**Work task:**
Please copy out each line of the entries in which "JSON" appears.

**Dataset excerpts:**
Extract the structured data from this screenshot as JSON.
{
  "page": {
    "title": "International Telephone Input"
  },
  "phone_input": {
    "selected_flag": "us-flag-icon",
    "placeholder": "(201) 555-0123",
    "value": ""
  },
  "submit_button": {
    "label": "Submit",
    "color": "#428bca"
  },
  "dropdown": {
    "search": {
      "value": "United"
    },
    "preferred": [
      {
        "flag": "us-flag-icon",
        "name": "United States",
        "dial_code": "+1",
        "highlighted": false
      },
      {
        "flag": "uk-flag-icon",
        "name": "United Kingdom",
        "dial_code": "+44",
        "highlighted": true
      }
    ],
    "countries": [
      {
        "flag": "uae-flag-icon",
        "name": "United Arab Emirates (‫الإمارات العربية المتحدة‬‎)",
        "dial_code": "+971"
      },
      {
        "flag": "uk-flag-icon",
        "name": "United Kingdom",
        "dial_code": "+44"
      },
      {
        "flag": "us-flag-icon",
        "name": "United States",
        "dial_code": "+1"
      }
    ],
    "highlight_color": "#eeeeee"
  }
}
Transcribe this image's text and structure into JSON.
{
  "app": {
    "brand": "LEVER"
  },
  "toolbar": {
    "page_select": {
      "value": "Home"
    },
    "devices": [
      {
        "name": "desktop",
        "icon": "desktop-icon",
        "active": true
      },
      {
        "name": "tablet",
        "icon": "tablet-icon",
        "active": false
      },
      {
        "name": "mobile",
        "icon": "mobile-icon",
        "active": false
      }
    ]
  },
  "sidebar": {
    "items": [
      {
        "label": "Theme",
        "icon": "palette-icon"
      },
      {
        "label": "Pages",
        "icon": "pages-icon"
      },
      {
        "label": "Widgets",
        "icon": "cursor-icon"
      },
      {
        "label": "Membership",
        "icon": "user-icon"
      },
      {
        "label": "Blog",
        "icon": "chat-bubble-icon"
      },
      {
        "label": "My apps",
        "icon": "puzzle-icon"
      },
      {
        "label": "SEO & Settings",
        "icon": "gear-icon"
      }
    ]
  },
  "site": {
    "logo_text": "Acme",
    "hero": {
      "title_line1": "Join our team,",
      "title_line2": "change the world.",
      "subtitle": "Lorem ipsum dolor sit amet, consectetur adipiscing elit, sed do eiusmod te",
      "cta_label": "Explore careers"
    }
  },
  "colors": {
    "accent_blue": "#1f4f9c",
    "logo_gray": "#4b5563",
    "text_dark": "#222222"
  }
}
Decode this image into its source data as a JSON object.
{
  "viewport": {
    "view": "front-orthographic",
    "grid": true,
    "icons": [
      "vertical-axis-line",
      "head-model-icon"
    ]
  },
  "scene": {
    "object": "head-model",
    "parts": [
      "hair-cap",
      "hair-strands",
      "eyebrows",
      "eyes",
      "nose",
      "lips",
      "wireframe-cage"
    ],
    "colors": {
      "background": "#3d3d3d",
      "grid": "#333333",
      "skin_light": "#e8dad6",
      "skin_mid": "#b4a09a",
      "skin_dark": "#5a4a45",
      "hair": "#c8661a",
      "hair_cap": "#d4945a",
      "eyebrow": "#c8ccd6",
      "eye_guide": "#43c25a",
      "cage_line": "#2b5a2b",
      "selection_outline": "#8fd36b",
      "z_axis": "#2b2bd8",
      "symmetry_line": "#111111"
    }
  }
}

**Solution to this task:**
Extract the structured data from this screenshot as JSON.
Transcribe this image's text and structure into JSON.
Decode this image into its source data as a JSON object.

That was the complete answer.